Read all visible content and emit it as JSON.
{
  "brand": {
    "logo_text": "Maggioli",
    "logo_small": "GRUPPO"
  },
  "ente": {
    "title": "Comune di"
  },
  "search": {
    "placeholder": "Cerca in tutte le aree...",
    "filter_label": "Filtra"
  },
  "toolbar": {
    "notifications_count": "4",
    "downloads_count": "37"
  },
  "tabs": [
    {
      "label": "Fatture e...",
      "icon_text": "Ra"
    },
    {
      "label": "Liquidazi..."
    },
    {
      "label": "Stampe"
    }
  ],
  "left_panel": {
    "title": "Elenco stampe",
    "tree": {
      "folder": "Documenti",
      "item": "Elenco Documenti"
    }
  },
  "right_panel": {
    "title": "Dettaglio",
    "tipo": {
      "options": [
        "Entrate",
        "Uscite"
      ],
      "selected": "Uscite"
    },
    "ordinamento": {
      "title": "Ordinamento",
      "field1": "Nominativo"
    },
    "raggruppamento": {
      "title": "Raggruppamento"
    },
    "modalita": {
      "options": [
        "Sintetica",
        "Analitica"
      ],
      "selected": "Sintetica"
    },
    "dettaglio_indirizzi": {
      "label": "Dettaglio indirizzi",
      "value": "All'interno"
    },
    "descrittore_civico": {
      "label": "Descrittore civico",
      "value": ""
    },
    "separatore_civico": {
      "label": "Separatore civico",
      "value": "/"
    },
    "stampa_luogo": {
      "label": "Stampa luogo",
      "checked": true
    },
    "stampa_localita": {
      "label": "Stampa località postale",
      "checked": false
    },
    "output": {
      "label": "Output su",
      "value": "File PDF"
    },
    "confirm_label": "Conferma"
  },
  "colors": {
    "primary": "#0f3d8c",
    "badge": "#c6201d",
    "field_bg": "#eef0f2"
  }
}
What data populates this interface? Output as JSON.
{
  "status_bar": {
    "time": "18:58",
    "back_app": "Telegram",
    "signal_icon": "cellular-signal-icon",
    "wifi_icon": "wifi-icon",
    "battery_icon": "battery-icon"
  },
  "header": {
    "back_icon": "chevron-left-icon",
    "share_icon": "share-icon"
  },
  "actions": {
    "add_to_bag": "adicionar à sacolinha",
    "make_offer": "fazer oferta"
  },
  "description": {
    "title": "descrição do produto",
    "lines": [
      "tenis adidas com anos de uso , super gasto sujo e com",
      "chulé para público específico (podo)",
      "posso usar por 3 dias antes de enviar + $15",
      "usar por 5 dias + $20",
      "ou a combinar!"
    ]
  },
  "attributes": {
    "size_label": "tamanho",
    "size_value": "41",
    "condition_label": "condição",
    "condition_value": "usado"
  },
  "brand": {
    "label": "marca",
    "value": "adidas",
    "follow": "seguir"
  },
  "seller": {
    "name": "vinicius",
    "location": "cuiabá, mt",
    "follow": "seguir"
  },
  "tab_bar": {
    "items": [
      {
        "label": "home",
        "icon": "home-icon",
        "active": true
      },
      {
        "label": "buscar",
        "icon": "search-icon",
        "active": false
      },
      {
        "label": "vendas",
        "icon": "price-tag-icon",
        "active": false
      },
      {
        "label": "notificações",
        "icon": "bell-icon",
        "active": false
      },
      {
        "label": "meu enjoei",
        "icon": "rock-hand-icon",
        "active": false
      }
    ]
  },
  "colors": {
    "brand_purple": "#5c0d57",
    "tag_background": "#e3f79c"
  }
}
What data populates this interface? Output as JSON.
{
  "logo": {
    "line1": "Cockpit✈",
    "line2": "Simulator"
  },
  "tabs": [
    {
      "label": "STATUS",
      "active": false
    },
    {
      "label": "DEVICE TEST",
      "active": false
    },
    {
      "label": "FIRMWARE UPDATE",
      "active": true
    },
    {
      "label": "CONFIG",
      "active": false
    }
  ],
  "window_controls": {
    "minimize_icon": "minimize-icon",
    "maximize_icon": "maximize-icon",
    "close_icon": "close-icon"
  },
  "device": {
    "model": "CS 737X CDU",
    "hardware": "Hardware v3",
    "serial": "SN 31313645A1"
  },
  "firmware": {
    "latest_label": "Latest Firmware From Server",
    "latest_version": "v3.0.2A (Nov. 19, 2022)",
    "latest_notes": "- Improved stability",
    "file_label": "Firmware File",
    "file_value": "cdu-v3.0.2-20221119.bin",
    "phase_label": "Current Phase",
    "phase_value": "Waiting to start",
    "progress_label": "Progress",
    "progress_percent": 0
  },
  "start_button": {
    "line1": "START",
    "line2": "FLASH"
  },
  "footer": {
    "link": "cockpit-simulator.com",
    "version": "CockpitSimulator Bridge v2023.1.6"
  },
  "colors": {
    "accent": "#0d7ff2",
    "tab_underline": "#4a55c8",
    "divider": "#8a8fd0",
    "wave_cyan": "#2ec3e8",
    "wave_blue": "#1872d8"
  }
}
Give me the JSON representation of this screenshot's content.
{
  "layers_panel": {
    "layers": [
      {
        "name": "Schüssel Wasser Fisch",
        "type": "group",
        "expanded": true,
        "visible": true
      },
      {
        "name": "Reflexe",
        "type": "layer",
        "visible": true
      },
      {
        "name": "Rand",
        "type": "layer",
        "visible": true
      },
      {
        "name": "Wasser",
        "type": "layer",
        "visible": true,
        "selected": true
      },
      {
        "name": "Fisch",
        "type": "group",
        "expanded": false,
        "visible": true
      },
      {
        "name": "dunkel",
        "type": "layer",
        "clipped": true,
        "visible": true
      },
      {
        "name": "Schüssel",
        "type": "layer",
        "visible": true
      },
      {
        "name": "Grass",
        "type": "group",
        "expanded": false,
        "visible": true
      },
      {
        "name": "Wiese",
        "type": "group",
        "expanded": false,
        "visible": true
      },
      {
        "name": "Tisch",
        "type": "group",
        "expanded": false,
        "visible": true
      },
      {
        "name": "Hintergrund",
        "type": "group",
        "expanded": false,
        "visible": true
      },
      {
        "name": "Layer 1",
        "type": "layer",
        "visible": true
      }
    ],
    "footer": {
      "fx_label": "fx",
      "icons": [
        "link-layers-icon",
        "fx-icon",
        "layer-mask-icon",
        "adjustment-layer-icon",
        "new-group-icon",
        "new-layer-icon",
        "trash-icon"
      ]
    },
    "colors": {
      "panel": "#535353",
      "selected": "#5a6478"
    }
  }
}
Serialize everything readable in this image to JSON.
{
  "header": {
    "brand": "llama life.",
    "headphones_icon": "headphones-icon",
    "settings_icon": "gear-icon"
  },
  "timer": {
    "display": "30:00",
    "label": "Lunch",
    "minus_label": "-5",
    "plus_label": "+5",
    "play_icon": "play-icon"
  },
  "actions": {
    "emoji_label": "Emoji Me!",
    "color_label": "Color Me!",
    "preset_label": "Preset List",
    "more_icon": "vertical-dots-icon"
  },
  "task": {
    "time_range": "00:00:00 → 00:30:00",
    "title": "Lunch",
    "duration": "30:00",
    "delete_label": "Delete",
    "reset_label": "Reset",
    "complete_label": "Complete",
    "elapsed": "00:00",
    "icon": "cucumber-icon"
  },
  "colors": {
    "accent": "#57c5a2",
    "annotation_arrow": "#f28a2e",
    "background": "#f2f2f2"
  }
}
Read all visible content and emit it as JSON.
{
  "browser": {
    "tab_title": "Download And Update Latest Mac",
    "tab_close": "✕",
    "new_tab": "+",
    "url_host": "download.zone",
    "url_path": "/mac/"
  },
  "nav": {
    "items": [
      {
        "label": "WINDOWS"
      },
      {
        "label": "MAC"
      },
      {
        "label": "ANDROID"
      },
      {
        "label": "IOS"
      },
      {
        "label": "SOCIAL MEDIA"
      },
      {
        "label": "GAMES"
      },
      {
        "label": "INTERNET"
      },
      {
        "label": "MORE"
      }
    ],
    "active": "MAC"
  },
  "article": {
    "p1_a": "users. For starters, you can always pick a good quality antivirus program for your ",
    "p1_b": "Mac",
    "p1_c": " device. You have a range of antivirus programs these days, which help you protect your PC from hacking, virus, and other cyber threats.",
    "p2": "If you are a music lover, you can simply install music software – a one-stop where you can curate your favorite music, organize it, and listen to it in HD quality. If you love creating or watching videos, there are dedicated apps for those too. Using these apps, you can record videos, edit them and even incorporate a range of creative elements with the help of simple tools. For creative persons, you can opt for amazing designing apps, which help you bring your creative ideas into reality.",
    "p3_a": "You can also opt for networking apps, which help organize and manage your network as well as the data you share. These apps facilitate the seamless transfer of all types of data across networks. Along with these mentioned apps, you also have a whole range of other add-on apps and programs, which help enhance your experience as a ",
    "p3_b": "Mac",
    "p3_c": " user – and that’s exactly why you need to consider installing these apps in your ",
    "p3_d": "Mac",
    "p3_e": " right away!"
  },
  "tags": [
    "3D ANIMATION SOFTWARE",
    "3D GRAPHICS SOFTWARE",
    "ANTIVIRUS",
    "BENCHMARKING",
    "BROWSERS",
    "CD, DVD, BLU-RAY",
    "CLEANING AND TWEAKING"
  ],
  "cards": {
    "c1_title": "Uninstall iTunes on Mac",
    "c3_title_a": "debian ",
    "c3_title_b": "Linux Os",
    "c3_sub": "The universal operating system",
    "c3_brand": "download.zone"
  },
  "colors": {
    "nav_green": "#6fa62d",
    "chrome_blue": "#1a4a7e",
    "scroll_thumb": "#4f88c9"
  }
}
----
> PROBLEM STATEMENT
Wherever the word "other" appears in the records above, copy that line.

> YOUR SOLUTION
    "p1_c": " device. You have a range of antivirus programs these days, which help you protect your PC from hacking, virus, and other cyber threats.",
    "p3_a": "You can also opt for networking apps, which help organize and manage your network as well as the data you share. These apps facilitate the seamless transfer of all types of data across networks. Along with these mentioned apps, you also have a whole range of other add-on apps and programs, which help enhance your experience as a ",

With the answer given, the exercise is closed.